The Santa Clara County Office of Education will offer free routine testing to its staff, according to a news release.
“While we have adopted regular behaviors and practices that minimize the spread of this disease, as of yesterday, we have moved back into Purple or Widespread Tier as defined in the Blueprint for a Safer Economy, which is a sign that we still need to remain vigilant,” said Santa Clara County Superintendent of Schools Mary Ann Dewan in a news release. “Implementing the safety measures, like routine testing for staff, is necessary for the gradual reopening of schools to in-person instruction within the coming months, and it demonstrates our dedication to providing staff and students with a safe and healthy learning environment.”
Santa Clara County district staff will also have access to free routine testing from the office of education.
The office of education said the routine testing can reduce the spread of COVID-19 by identifying asymptomatic people carrying coronavirus and provide a more accurate picture of positive cases in the county.
The county is testing more than 9,000 people per day for COVID-19 and plans to increase testing capacity in response to the spiked case rate reported in mid-November, said County Testing Officer Marty Fenstersheib.

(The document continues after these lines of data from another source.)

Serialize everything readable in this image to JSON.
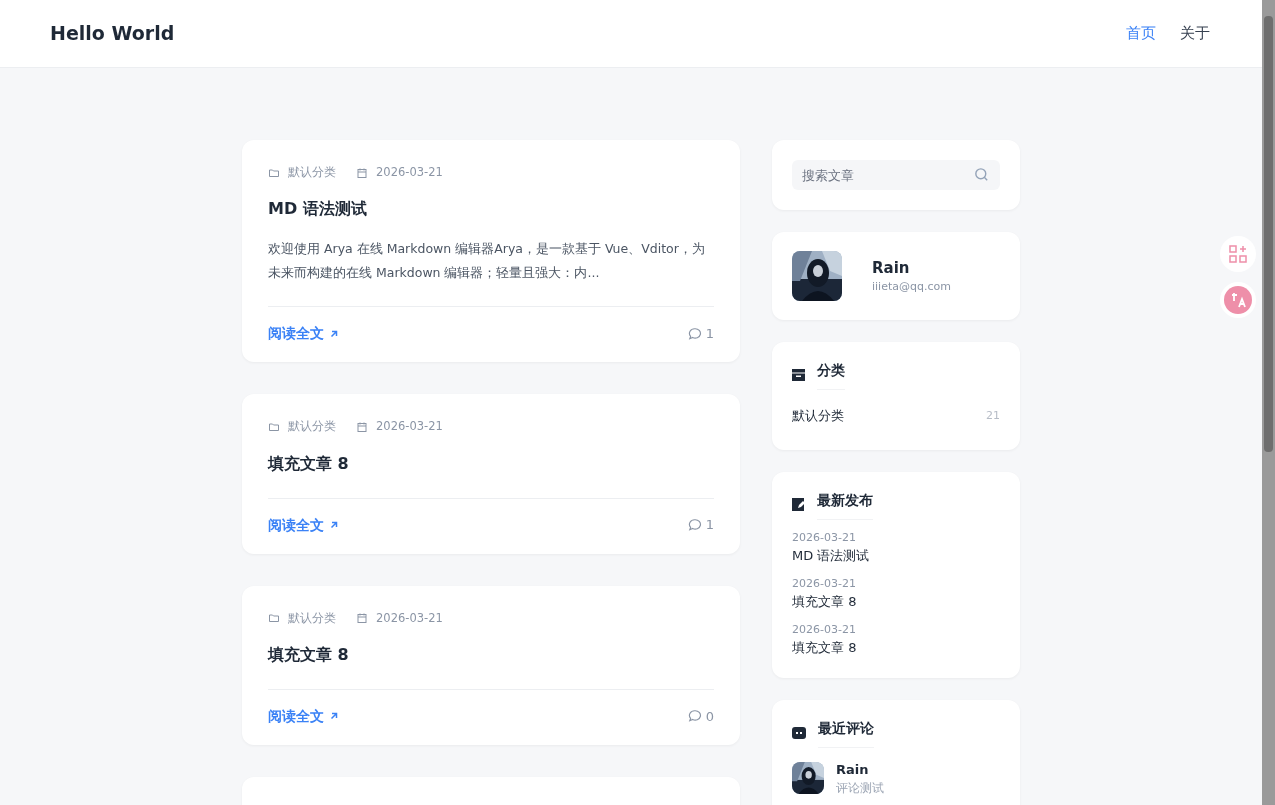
{
  "header": {
    "site_title": "Hello World",
    "nav": [
      {
        "label": "首页",
        "selected": true
      },
      {
        "label": "关于",
        "selected": false
      }
    ]
  },
  "posts": [
    {
      "category": "默认分类",
      "date": "2026-03-21",
      "title": "MD 语法测试",
      "excerpt": "欢迎使用 Arya 在线 Markdown 编辑器Arya，是一款基于 Vue、Vditor，为未来而构建的在线 Markdown 编辑器；轻量且强大：内...",
      "read_more": "阅读全文",
      "comments": "1"
    },
    {
      "category": "默认分类",
      "date": "2026-03-21",
      "title": "填充文章 8",
      "read_more": "阅读全文",
      "comments": "1"
    },
    {
      "category": "默认分类",
      "date": "2026-03-21",
      "title": "填充文章 8",
      "read_more": "阅读全文",
      "comments": "0"
    }
  ],
  "sidebar": {
    "search": {
      "placeholder": "搜索文章"
    },
    "profile": {
      "name": "Rain",
      "email": "iiieta@qq.com"
    },
    "categories": {
      "title": "分类",
      "items": [
        {
          "name": "默认分类",
          "count": "21"
        }
      ]
    },
    "latest": {
      "title": "最新发布",
      "items": [
        {
          "date": "2026-03-21",
          "title": "MD 语法测试"
        },
        {
          "date": "2026-03-21",
          "title": "填充文章 8"
        },
        {
          "date": "2026-03-21",
          "title": "填充文章 8"
        }
      ]
    },
    "comments": {
      "title": "最近评论",
      "items": [
        {
          "author": "Rain",
          "text": "评论测试"
        }
      ]
    }
  }
}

The highest testing positivity rates – the percentage of all COVID-19 tests reported positive – are in East San Jose and Gilroy, according to county data.

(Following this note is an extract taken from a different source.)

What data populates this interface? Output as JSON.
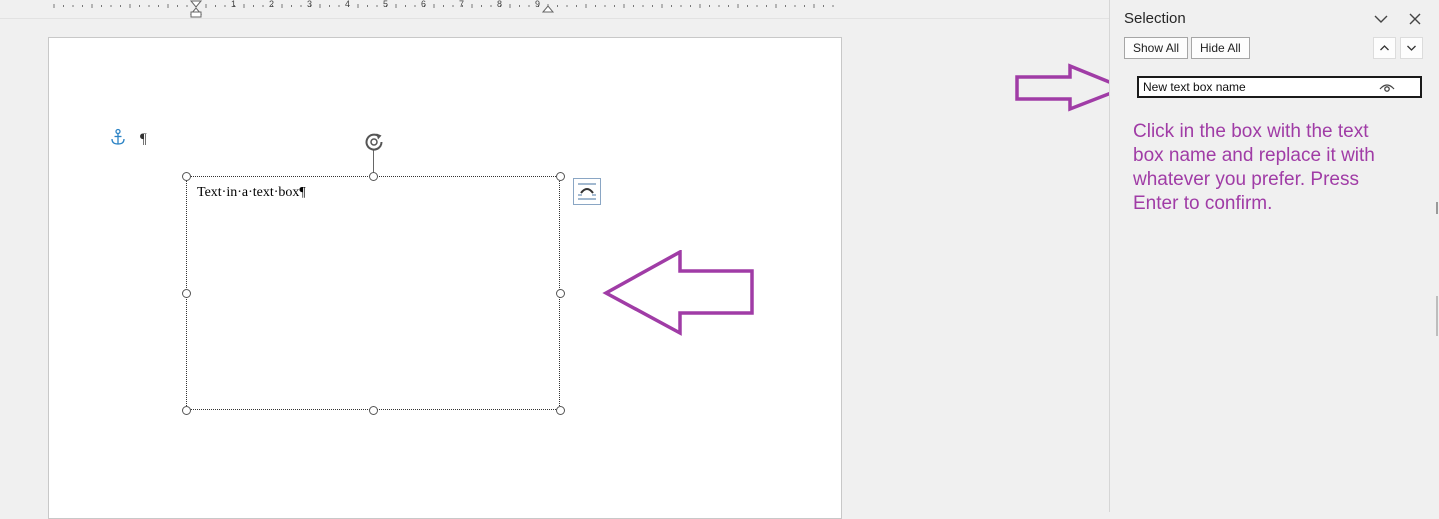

San José Spotlight recently published a series highlighting the areas in San Jose with the highest COVID-19 cases per capita, including the East San Jose and downtown ZIP codes of 95122, 95113 and 95116.
“East Side positivity rates has been have been fairly stable during October,” Fenstersheib said. “But now, as we’ve said before, it has been increasing. We are moving from around 3.5%, which I reported last time, to now nearly 6%. South County is also seeing an increase in positivity reported 2.5% at the last report, and now nearly 5%.”

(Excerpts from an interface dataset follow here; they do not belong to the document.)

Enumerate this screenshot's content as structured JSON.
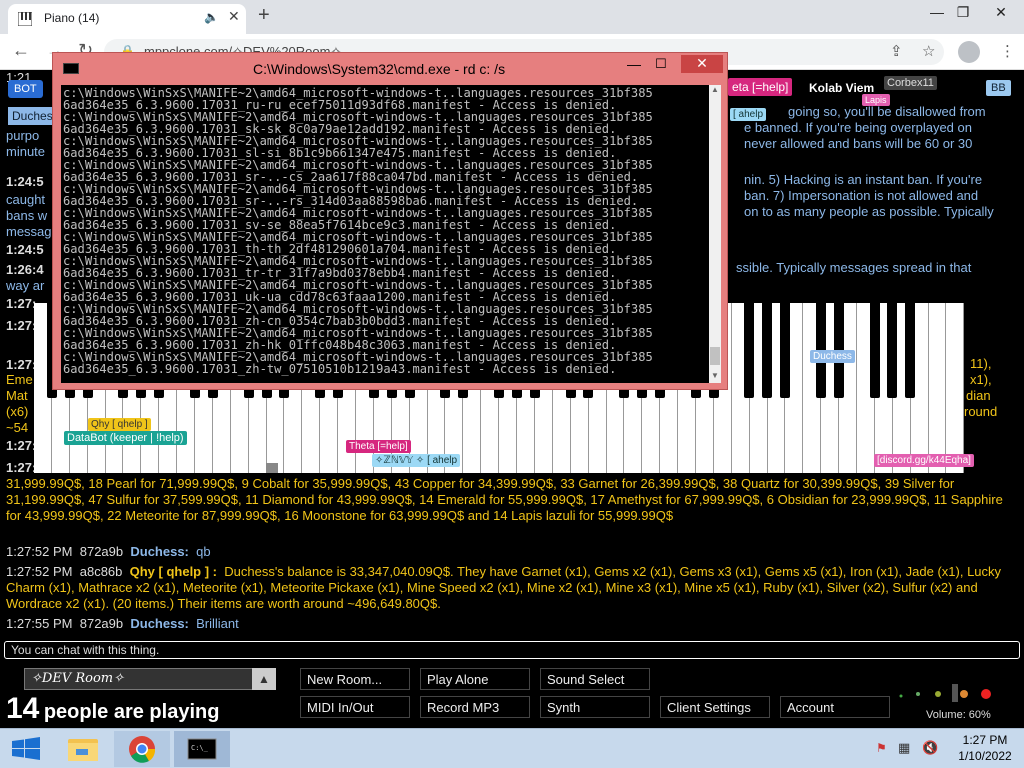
{
  "browser": {
    "tab_title": "Piano (14)",
    "url": "mppclone.com/?c=%E2%9C%A7DEV%20Room%E2%9C%A7",
    "url_display": "mppclone.com/✧DEV%20Room✧"
  },
  "page": {
    "bot_badge": "BOT",
    "duchess_tag": "Duches",
    "top_right_tag": "eta [=help]",
    "kolab": "Kolab Viem",
    "lapis": "Lapis",
    "corbex": "Corbex11",
    "bb": "BB",
    "right_chat_1": "going so, you'll be disallowed from",
    "right_chat_2": "e banned. If you're being overplayed on",
    "right_chat_3": "never allowed and bans will be 60 or 30",
    "right_chat_4": "nin. 5) Hacking is an instant ban. If you're",
    "right_chat_5": "ban. 7) Impersonation is not allowed and",
    "right_chat_6": "on to as many people as possible. Typically",
    "right_chat_7": "ssible. Typically messages spread in that",
    "left_frag_1": "1:21",
    "left_frag_2": "purpo",
    "left_frag_3": "minute",
    "left_frag_4": "1:24:5",
    "left_frag_5": "caught",
    "left_frag_6": "bans w",
    "left_frag_7": "messag",
    "left_frag_8": "1:24:5",
    "left_frag_9": "1:26:4",
    "left_frag_10": "way ar",
    "left_frag_11": "1:27:",
    "left_frag_12": "1:27:",
    "left_frag_13": "1:27:",
    "left_frag_14": "Eme",
    "left_frag_15": "Mat",
    "left_frag_16": "(x6)",
    "left_frag_17": "~54",
    "left_frag_18": "1:27:",
    "left_frag_19": "1:27:",
    "right_frag_1": "11),",
    "right_frag_2": "x1),",
    "right_frag_3": "dian",
    "right_frag_4": "round",
    "ahelp_tag": "[ ahelp",
    "qhy_tag": "Qhy [ qhelp ]",
    "databot_tag": "DataBot (keeper | !help)",
    "theta_tag": "Theta [=help]",
    "mid_tag": "✧ℤℕ𝕍𝕐 ✧ [ ahelp",
    "duchess_cursor": "Duchess",
    "discord_tag": "[discord.gg/k44Eqha]",
    "chat_market": "31,999.99Q$, 18 Pearl for 71,999.99Q$, 9 Cobalt for 35,999.99Q$, 43 Copper for 34,399.99Q$, 33 Garnet for 26,399.99Q$, 38 Quartz for 30,399.99Q$, 39 Silver for 31,199.99Q$, 47 Sulfur for 37,599.99Q$, 11 Diamond for 43,999.99Q$, 14 Emerald for 55,999.99Q$, 17 Amethyst for 67,999.99Q$, 6 Obsidian for 23,999.99Q$, 11 Sapphire for 43,999.99Q$, 22 Meteorite for 87,999.99Q$, 16 Moonstone for 63,999.99Q$ and 14 Lapis lazuli for 55,999.99Q$",
    "chat_1_time": "1:27:52 PM",
    "chat_1_id": "872a9b",
    "chat_1_name": "Duchess:",
    "chat_1_msg": "qb",
    "chat_2_time": "1:27:52 PM",
    "chat_2_id": "a8c86b",
    "chat_2_name": "Qhy [ qhelp ] :",
    "chat_2_msg": "Duchess's balance is 33,347,040.09Q$. They have Garnet (x1), Gems x2 (x1), Gems x3 (x1), Gems x5 (x1), Iron (x1), Jade (x1), Lucky Charm (x1), Mathrace x2 (x1), Meteorite (x1), Meteorite Pickaxe (x1), Mine Speed x2 (x1), Mine x2 (x1), Mine x3 (x1), Mine x5 (x1), Ruby (x1), Silver (x2), Sulfur (x2) and Wordrace x2 (x1). (20 items.) Their items are worth around ~496,649.80Q$.",
    "chat_3_time": "1:27:55 PM",
    "chat_3_id": "872a9b",
    "chat_3_name": "Duchess:",
    "chat_3_msg": "Brilliant",
    "chat_input": "You can chat with this thing."
  },
  "bottom": {
    "room_name": "✧DEV Room✧",
    "player_count": "14",
    "player_text": "people are playing",
    "buttons": [
      "New Room...",
      "Play Alone",
      "Sound Select",
      "MIDI In/Out",
      "Record MP3",
      "Synth",
      "Client Settings",
      "Account"
    ],
    "volume": "Volume: 60%"
  },
  "cmd": {
    "title": "C:\\Windows\\System32\\cmd.exe - rd  c: /s",
    "lines": [
      "c:\\Windows\\WinSxS\\MANIFE~2\\amd64_microsoft-windows-t..languages.resources_31bf385",
      "6ad364e35_6.3.9600.17031_ru-ru_ecef75011d93df68.manifest - Access is denied.",
      "c:\\Windows\\WinSxS\\MANIFE~2\\amd64_microsoft-windows-t..languages.resources_31bf385",
      "6ad364e35_6.3.9600.17031_sk-sk_8c0a79ae12add192.manifest - Access is denied.",
      "c:\\Windows\\WinSxS\\MANIFE~2\\amd64_microsoft-windows-t..languages.resources_31bf385",
      "6ad364e35_6.3.9600.17031_sl-si_8b1c9b661347e475.manifest - Access is denied.",
      "c:\\Windows\\WinSxS\\MANIFE~2\\amd64_microsoft-windows-t..languages.resources_31bf385",
      "6ad364e35_6.3.9600.17031_sr-..-cs_2aa617f88ca047bd.manifest - Access is denied.",
      "c:\\Windows\\WinSxS\\MANIFE~2\\amd64_microsoft-windows-t..languages.resources_31bf385",
      "6ad364e35_6.3.9600.17031_sr-..-rs_314d03aa88598ba6.manifest - Access is denied.",
      "c:\\Windows\\WinSxS\\MANIFE~2\\amd64_microsoft-windows-t..languages.resources_31bf385",
      "6ad364e35_6.3.9600.17031_sv-se_88ea5f7614bce9c3.manifest - Access is denied.",
      "c:\\Windows\\WinSxS\\MANIFE~2\\amd64_microsoft-windows-t..languages.resources_31bf385",
      "6ad364e35_6.3.9600.17031_th-th_2df481290601a704.manifest - Access is denied.",
      "c:\\Windows\\WinSxS\\MANIFE~2\\amd64_microsoft-windows-t..languages.resources_31bf385",
      "6ad364e35_6.3.9600.17031_tr-tr_31f7a9bd0378ebb4.manifest - Access is denied.",
      "c:\\Windows\\WinSxS\\MANIFE~2\\amd64_microsoft-windows-t..languages.resources_31bf385",
      "6ad364e35_6.3.9600.17031_uk-ua_cdd78c63faaa1200.manifest - Access is denied.",
      "c:\\Windows\\WinSxS\\MANIFE~2\\amd64_microsoft-windows-t..languages.resources_31bf385",
      "6ad364e35_6.3.9600.17031_zh-cn_0354c7bab3b0bdd3.manifest - Access is denied.",
      "c:\\Windows\\WinSxS\\MANIFE~2\\amd64_microsoft-windows-t..languages.resources_31bf385",
      "6ad364e35_6.3.9600.17031_zh-hk_01ffc048b48c3063.manifest - Access is denied.",
      "c:\\Windows\\WinSxS\\MANIFE~2\\amd64_microsoft-windows-t..languages.resources_31bf385",
      "6ad364e35_6.3.9600.17031_zh-tw_07510510b1219a43.manifest - Access is denied."
    ]
  },
  "taskbar": {
    "time": "1:27 PM",
    "date": "1/10/2022"
  },
  "colors": {
    "cmd_frame": "#e67f7f",
    "taskbar": "#c7d9ec",
    "chat_gold": "#f0c419",
    "duchess_blue": "#8db8e8"
  }
}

Fenstersheib said the Santa Clara County Fairgrounds will increase its COVID-19 testing capacity from 2,500 to 3,000 tests per day and private health care providers such as Stanford Health Care and Kaiser Permanente have also increased their testing.
By mid-December, the county plans to increase testing at the Santa Clara County Fairgrounds to 5,000 tests per day.
Fenstersheib said despite the testing increases, the surge in the county’s case rate plunged it into the state’s most restrictive purple reopening tier.
“We know that testing has previously enabled us to be adjusted out of a more restrictive to a less restrictive zone,” Fenstersheib said. “But because our rates are going up so quickly and are so high and the state average of testing is going up, we were not able to adjust our rate to allow us to move anywhere out of purple.”
Santa Clara County’s COVID-19 case rate briefly bottomed out in October, but within a week in mid-November county data showed numbers rising faster than previous surges, health officials said.
“The rate of rise has been steeper and faster than any other wave we’ve experienced either here or elsewhere in this state,” County Health Officer Dr. Sara Cody said.
Cody said she and other health officials predict increased hospitalizations and cases will result in more deaths.
The health officer added that case rates are disproportionately higher in East San Jose and Gilroy. Case rates are higher for Latinx and African American people in the county, Cody said.
The increased case rate is not a result of increased testing, Cody clarified, adding that it’s a “true increase in the incidence of this disease.”
California Gov. Gavin Newsom said case rates are increasing statewide and 41 counties with 94% of the state’s population are in the state’s purple reopening tier, which means counties have widespread COVID-19 transmissions and the most restrictions.
“The increase we’re seeing here is mirrored across the state and the region. We’re not an island so we have to workin collaboration with others,” Cody said. “The Bay Area in general had been able to keep the case rates lower andlonger than in other regions.”